Richard Branson will bid for Virgin Records, the music label he started in London in the 1970s, should Vivendi SA (VIV)’s Universal Music Group sell the asset in an attempt to win regulatory approval to acquire EMI Group.
Branson would be one of several bidders and has held talks with Patrick Zelnik about bidding together, Nick Fox, Branson’s spokesman, said in an interview today. Zelnik started Virgin Records in France in the 1980s and is co-president of Impala, an independent record labels group based in Brussels.
“Richard Branson and Virgin have been assessing how to get back into the recorded music business for many years,” Fox said. “The potential disposal of Virgin Records by Universal Music offers a wonderful opportunity to recreate a dynamic independent label in the market.”
Branson’s desire to return to Virgin Records, whose artists have included Culture Club, Lenny Kravitz and Genesis, follows acquisitions in the past year by other companies in an industry that’s been hurt by online piracy and eroding CD sales.

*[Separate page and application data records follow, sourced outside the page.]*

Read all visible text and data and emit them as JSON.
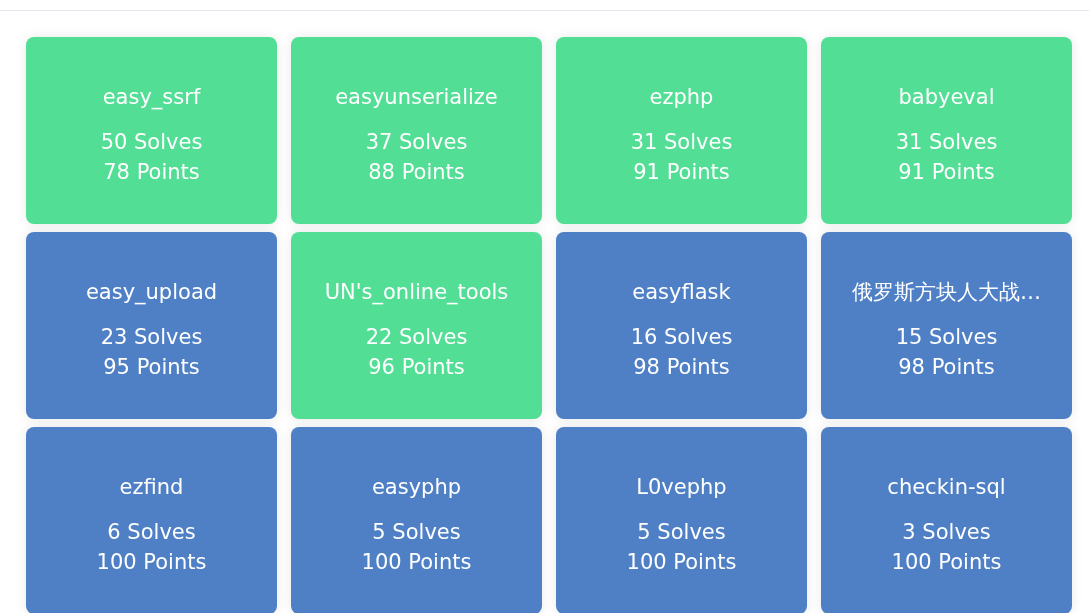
{
  "challenges": [
    {
      "name": "easy_ssrf",
      "solves": "50 Solves",
      "points": "78 Points",
      "solved": true
    },
    {
      "name": "easyunserialize",
      "solves": "37 Solves",
      "points": "88 Points",
      "solved": true
    },
    {
      "name": "ezphp",
      "solves": "31 Solves",
      "points": "91 Points",
      "solved": true
    },
    {
      "name": "babyeval",
      "solves": "31 Solves",
      "points": "91 Points",
      "solved": true
    },
    {
      "name": "easy_upload",
      "solves": "23 Solves",
      "points": "95 Points",
      "solved": false
    },
    {
      "name": "UN's_online_tools",
      "solves": "22 Solves",
      "points": "96 Points",
      "solved": true
    },
    {
      "name": "easyflask",
      "solves": "16 Solves",
      "points": "98 Points",
      "solved": false
    },
    {
      "name": "俄罗斯方块人大战…",
      "solves": "15 Solves",
      "points": "98 Points",
      "solved": false
    },
    {
      "name": "ezfind",
      "solves": "6 Solves",
      "points": "100 Points",
      "solved": false
    },
    {
      "name": "easyphp",
      "solves": "5 Solves",
      "points": "100 Points",
      "solved": false
    },
    {
      "name": "L0vephp",
      "solves": "5 Solves",
      "points": "100 Points",
      "solved": false
    },
    {
      "name": "checkin-sql",
      "solves": "3 Solves",
      "points": "100 Points",
      "solved": false
    }
  ]
}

Warner Music Group and Sony Corp. have spent billions of dollars for the rights to music by artists including Coldplay, Katy Perry, Cee Lo Green and Bruno Mars.
“The top line of the industry is in decline and one response is consolidation, but that doesn’t take away the value of the assets there,” said Alice Enders, a media analyst at Enders Analysis in London.
Billionaire Len Blavatnik’s Access Industries Holdings bought Warner Music in May 2011 for $1.3 billion. A Sony-led group that includes billionaire David Geffen agreed to pay $2.2 billion for EMI’s publishing unit in November, and Universal Music agreed to pay $1.9 billion for EMI’s recorded unit
“I would consider there’ll be an active bidding war for Virgin Records with interest from private equity and industry insiders like Warner Music,” Enders said.
Virgin Records was an early part of Branson’s Virgin empire, which today includes planes, trains, holidays and mobile phones. It began when Branson founded a mail-order business in 1970, selling records by mail. He opened his first Virgin Record Shop in 1971 on Oxford Street in London and in 1973 released Mike Oldfield’s album “Tubular Bells,” which appeared on the soundtrack of the film “The Exorcist.”
Universal may submit a proposal to the European Commission as soon as today, offering to sell off some business units in order to eliminate antitrust concerns about the EMI deal, according to two people familiar with the situation.
Universal’s offer would then be circulated to rivals and customers before the commission makes a decision to approve the deal.
At an Impala board meeting yesterday, members voted to keep opposing Universal Music’s purchase of EMI, citing competitive issues in digital and physical markets as well as “access to media exposure for new artists, as well as the foreclosure of independents when it comes to signing artists,” according to a statement today.
“Impala agrees that digital companies are giants and need proper regulation, but the problem is that excessive concentration in the music sector would help Universal mould services towards its own interests and obtain more than its fair share of exposure,” the group said.
A Universal spokesman declined to comment today.
To contact the reporter on this story: Kristen Schweizer in London at firstname.lastname@example.org.